Offering teenagers cash to do well in their GCSEs is likely to have little impact on their results, according to research.
While parents may use financial incentives to motivate their children to get good grades, a new study indicates that doing so may well be pointless.
But the prospect of a trip or outing in return for doing well in their school work could encourage pupils struggling with maths to do better in the subject.
More than 10,000 teenagers in 63 schools studying for GCSEs in English, maths and science took part in the research project, run by Bristol University and the University of Chicago, which covered two different trials.
In the first, pupils were told that they had £80 at the start of each half-term, and would lose £10 if they missed a set target for attendance, the same for behaviour and £30 for classwork and homework.
For the second, students were given eight tickets at the beginning of each half-term and promised a trip or outing if they retained 12 tickets by the end of the half-term period.
They lost one ticket each for missing attendance and behaviour targets and three for missing classwork and homework goals.
In each of the schemes, the rewards were based on a theory of “loss aversion” – that people dislike losing something, more than they like gaining something.
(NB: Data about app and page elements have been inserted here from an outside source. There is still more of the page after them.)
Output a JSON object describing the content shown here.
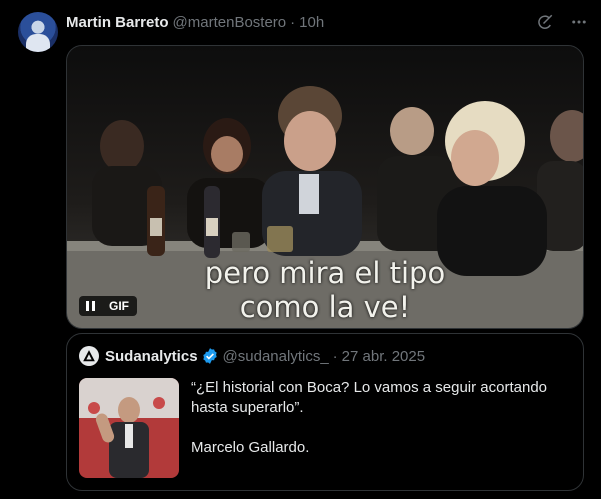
{
  "tweet": {
    "author_name": "Martin Barreto",
    "author_handle": "@martenBostero",
    "separator": "·",
    "time": "10h",
    "icons": [
      "grok-icon",
      "more-icon"
    ]
  },
  "media": {
    "caption_line1": "pero mira el tipo",
    "caption_line2": "como la ve!",
    "badge": "GIF"
  },
  "quote": {
    "author_name": "Sudanalytics",
    "author_handle": "@sudanalytics_",
    "separator": "·",
    "date": "27 abr. 2025",
    "text_line1": "“¿El historial con Boca? Lo vamos a seguir acortando hasta superarlo”.",
    "text_line2": "Marcelo Gallardo."
  },
  "colors": {
    "background": "#000000",
    "text": "#e7e9ea",
    "muted": "#71767b",
    "border": "#2f3336",
    "verified": "#1d9bf0"
  }
}
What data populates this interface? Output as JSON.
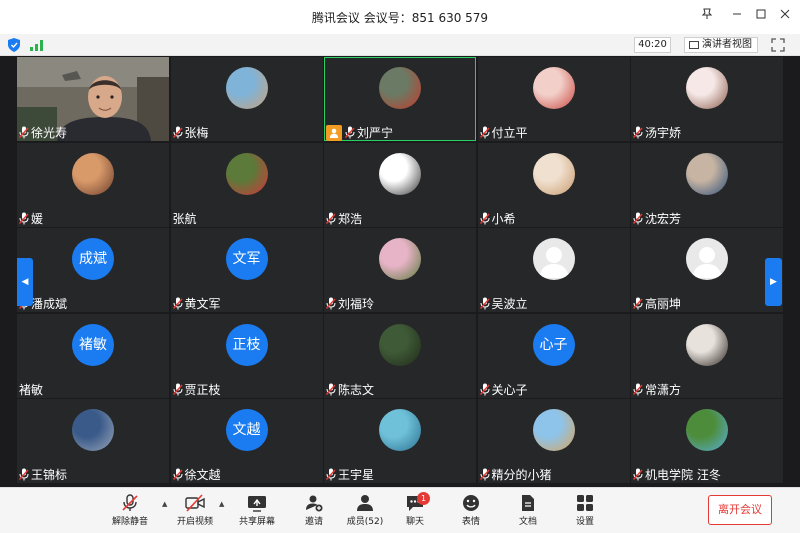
{
  "window": {
    "title": "腾讯会议 会议号：851 630 579"
  },
  "infobar": {
    "timer": "40:20",
    "speaker_view_label": "演讲者视图"
  },
  "participants": [
    {
      "name": "徐光寿",
      "avatar_type": "camera",
      "muted": true
    },
    {
      "name": "张梅",
      "avatar_type": "photo",
      "muted": true,
      "colors": [
        "#7fb3d8",
        "#c9a27a"
      ]
    },
    {
      "name": "刘严宁",
      "avatar_type": "photo",
      "muted": true,
      "host": true,
      "active": true,
      "colors": [
        "#6b7a64",
        "#c43a2a"
      ]
    },
    {
      "name": "付立平",
      "avatar_type": "photo",
      "muted": true,
      "colors": [
        "#f2cfc9",
        "#c9463f"
      ]
    },
    {
      "name": "汤宇娇",
      "avatar_type": "photo",
      "muted": true,
      "colors": [
        "#f5e8e6",
        "#8a5a4a"
      ]
    },
    {
      "name": "媛",
      "avatar_type": "photo",
      "muted": true,
      "colors": [
        "#d99a6a",
        "#6a3e2c"
      ]
    },
    {
      "name": "张航",
      "avatar_type": "photo",
      "muted": false,
      "colors": [
        "#5c7a3a",
        "#d5353a"
      ]
    },
    {
      "name": "郑浩",
      "avatar_type": "photo",
      "muted": true,
      "colors": [
        "#ffffff",
        "#333333"
      ]
    },
    {
      "name": "小希",
      "avatar_type": "photo",
      "muted": true,
      "colors": [
        "#f0e0cf",
        "#c89a6c"
      ]
    },
    {
      "name": "沈宏芳",
      "avatar_type": "photo",
      "muted": true,
      "colors": [
        "#c7b4a2",
        "#2e4f7a"
      ]
    },
    {
      "name": "潘成斌",
      "avatar_type": "text",
      "avatar_text": "成斌",
      "muted": true
    },
    {
      "name": "黄文军",
      "avatar_type": "text",
      "avatar_text": "文军",
      "muted": true
    },
    {
      "name": "刘福玲",
      "avatar_type": "photo",
      "muted": true,
      "colors": [
        "#e7b3c7",
        "#5b7a3a"
      ]
    },
    {
      "name": "吴波立",
      "avatar_type": "default",
      "muted": true
    },
    {
      "name": "高丽坤",
      "avatar_type": "default",
      "muted": true
    },
    {
      "name": "褚敏",
      "avatar_type": "text",
      "avatar_text": "褚敏",
      "muted": false
    },
    {
      "name": "贾正枝",
      "avatar_type": "text",
      "avatar_text": "正枝",
      "muted": true
    },
    {
      "name": "陈志文",
      "avatar_type": "photo",
      "muted": true,
      "colors": [
        "#3f5a36",
        "#1f2a1a"
      ]
    },
    {
      "name": "关心子",
      "avatar_type": "text",
      "avatar_text": "心子",
      "muted": true
    },
    {
      "name": "常潇方",
      "avatar_type": "photo",
      "muted": true,
      "colors": [
        "#e8e2dc",
        "#2a2320"
      ]
    },
    {
      "name": "王锦标",
      "avatar_type": "photo",
      "muted": true,
      "colors": [
        "#3a5a8a",
        "#9aa6b8"
      ]
    },
    {
      "name": "徐文越",
      "avatar_type": "text",
      "avatar_text": "文越",
      "muted": true
    },
    {
      "name": "王宇星",
      "avatar_type": "photo",
      "muted": true,
      "colors": [
        "#6fc1d9",
        "#2b6f8f"
      ]
    },
    {
      "name": "精分的小猪",
      "avatar_type": "photo",
      "muted": true,
      "colors": [
        "#8ec4ea",
        "#d9a45c"
      ]
    },
    {
      "name": "机电学院 汪冬",
      "avatar_type": "photo",
      "muted": true,
      "colors": [
        "#4d8c3a",
        "#5ab0d9"
      ]
    }
  ],
  "toolbar": {
    "unmute": "解除静音",
    "start_video": "开启视频",
    "share_screen": "共享屏幕",
    "invite": "邀请",
    "members": "成员(52)",
    "chat": "聊天",
    "chat_badge": "1",
    "reactions": "表情",
    "docs": "文档",
    "settings": "设置",
    "leave": "离开会议"
  },
  "colors": {
    "accent": "#1a7cf0",
    "active_border": "#2bd064",
    "host_badge": "#f39c23",
    "danger": "#e53935"
  }
}
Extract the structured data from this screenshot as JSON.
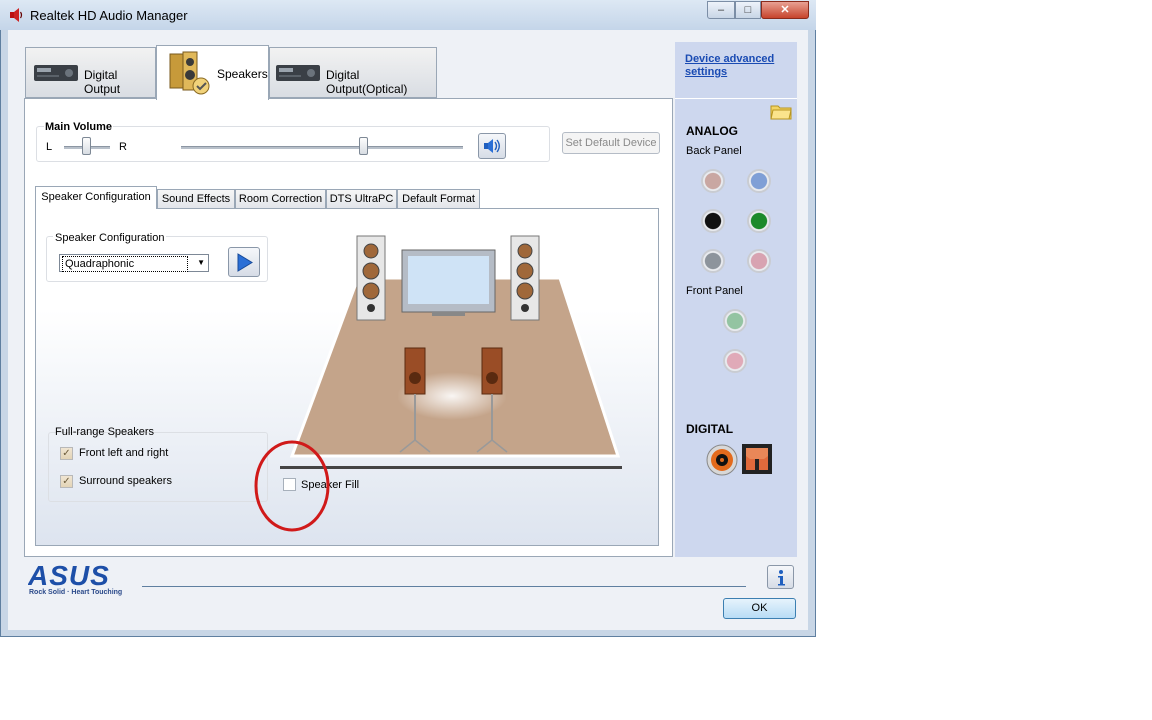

The findings show that, in the case of the cash incentives, overall there was no evidence that offering the pupils money had a significant positive impact on their GCSE results, in any of the three subjects studied.
There was also no impact on the students’ behaviour, attendance or homework effort, the researchers also added.
The study also concluded that offering pupils the chance of a trip or outing had no overall significant impact on GCSE results.